(Data about app and page elements)
>>>

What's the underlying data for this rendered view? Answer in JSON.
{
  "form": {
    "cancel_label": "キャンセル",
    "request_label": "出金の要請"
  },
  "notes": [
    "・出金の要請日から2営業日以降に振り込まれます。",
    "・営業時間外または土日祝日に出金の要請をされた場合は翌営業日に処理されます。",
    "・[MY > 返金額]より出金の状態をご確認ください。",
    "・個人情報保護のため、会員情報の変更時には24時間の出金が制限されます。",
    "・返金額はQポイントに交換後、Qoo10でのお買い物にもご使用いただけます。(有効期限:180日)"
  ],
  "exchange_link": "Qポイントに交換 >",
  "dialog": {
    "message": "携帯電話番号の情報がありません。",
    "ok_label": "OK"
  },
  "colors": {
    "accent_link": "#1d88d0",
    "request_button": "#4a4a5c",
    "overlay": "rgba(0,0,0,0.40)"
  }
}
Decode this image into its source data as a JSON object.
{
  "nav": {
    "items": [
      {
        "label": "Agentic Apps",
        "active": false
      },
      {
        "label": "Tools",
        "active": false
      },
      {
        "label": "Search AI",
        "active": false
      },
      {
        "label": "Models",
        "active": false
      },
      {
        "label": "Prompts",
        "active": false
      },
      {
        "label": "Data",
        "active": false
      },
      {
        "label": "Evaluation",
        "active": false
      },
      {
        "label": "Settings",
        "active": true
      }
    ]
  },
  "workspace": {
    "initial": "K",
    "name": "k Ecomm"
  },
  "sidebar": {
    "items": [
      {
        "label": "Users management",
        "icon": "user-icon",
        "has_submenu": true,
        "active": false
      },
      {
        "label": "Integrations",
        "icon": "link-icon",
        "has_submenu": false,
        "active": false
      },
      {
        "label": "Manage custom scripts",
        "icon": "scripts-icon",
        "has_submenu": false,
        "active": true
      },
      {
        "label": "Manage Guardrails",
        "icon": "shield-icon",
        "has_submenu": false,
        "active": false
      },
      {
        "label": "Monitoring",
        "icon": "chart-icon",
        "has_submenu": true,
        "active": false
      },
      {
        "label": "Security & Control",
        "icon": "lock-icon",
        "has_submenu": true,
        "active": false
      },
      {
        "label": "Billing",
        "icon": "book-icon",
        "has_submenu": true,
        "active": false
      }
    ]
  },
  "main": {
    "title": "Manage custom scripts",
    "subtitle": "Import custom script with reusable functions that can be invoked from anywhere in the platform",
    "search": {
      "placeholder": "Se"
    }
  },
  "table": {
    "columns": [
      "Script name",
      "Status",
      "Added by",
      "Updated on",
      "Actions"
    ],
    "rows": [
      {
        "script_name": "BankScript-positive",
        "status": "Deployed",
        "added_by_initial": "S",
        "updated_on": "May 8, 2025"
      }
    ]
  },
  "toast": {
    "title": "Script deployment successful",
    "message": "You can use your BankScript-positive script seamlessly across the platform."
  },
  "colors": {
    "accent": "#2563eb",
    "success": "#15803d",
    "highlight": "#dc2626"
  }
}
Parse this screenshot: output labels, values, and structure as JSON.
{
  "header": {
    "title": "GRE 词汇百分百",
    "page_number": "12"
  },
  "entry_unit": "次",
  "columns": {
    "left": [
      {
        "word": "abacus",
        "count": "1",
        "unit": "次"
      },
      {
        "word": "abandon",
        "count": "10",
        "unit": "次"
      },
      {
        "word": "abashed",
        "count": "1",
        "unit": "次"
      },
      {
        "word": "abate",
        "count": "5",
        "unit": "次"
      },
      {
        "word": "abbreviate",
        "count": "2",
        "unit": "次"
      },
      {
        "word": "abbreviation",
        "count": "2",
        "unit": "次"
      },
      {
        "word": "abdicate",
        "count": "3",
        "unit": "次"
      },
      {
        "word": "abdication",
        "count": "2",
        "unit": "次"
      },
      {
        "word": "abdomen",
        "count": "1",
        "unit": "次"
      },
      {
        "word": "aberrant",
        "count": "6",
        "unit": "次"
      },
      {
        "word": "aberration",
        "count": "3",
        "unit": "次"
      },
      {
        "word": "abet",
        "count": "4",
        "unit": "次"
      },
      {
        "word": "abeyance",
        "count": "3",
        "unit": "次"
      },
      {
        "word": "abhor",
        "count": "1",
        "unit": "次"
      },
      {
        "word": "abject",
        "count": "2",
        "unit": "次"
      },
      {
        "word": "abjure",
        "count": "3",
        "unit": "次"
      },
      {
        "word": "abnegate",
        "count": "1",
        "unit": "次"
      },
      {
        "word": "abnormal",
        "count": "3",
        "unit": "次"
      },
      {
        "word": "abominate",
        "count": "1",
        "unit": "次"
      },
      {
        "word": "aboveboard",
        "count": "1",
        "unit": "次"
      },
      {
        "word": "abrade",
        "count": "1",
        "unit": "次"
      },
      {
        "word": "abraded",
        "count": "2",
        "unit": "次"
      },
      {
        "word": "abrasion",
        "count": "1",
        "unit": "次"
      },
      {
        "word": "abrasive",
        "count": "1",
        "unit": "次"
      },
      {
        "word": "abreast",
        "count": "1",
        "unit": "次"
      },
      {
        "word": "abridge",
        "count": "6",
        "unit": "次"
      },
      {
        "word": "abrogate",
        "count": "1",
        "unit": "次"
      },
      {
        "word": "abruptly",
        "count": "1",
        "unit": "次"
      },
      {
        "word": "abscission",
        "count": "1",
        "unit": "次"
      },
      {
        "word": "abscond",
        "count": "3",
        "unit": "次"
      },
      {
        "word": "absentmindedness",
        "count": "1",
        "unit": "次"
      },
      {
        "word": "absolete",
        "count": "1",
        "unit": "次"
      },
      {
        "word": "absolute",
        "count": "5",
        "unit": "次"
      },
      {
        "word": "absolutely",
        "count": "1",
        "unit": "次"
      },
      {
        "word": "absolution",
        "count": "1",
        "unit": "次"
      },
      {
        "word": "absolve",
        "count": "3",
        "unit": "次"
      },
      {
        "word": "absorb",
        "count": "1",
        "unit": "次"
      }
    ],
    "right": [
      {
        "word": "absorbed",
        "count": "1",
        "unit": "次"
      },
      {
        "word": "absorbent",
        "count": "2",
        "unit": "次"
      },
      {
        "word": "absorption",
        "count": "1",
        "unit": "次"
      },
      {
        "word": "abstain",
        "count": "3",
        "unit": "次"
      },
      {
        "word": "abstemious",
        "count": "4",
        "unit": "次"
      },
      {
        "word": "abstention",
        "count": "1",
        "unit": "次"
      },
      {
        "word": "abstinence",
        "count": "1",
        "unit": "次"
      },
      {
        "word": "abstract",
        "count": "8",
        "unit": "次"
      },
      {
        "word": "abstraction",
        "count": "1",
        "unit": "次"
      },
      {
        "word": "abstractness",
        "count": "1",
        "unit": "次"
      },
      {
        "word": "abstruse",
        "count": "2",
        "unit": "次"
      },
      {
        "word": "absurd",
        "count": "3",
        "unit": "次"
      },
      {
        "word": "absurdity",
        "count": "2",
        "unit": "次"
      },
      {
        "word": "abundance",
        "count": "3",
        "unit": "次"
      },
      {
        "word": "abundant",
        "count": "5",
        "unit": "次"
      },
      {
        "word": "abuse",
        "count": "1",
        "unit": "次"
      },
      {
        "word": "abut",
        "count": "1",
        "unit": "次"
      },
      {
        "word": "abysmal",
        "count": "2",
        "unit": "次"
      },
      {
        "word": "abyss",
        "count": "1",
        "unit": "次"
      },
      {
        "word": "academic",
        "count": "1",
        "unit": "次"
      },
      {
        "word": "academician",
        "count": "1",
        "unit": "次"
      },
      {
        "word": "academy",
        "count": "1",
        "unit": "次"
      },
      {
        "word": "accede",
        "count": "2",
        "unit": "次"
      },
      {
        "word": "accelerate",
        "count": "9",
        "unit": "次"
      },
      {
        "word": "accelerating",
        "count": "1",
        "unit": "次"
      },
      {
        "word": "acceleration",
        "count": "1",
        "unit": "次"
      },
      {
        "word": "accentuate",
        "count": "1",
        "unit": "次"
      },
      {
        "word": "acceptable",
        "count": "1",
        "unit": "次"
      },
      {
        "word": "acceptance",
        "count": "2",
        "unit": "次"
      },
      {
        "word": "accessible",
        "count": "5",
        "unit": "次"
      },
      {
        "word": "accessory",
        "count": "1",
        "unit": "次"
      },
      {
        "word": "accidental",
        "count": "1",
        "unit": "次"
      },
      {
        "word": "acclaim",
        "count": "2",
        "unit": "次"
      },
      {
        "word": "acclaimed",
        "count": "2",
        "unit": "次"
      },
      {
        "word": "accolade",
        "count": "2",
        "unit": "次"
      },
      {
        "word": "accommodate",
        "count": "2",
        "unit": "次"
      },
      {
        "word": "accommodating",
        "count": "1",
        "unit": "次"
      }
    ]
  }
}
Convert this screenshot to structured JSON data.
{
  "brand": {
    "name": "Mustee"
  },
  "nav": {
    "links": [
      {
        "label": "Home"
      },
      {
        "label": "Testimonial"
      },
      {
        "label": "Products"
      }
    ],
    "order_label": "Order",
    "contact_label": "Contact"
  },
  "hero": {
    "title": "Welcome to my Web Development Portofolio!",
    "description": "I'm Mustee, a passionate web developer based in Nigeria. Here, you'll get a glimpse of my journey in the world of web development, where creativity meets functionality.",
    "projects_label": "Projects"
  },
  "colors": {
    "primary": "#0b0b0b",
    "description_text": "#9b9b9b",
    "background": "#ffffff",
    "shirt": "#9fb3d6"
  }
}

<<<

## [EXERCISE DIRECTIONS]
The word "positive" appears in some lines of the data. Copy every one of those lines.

## [RESULT FOR THIS EXERCISE]
        "script_name": "BankScript-positive",
    "message": "You can use your BankScript-positive script seamlessly across the platform."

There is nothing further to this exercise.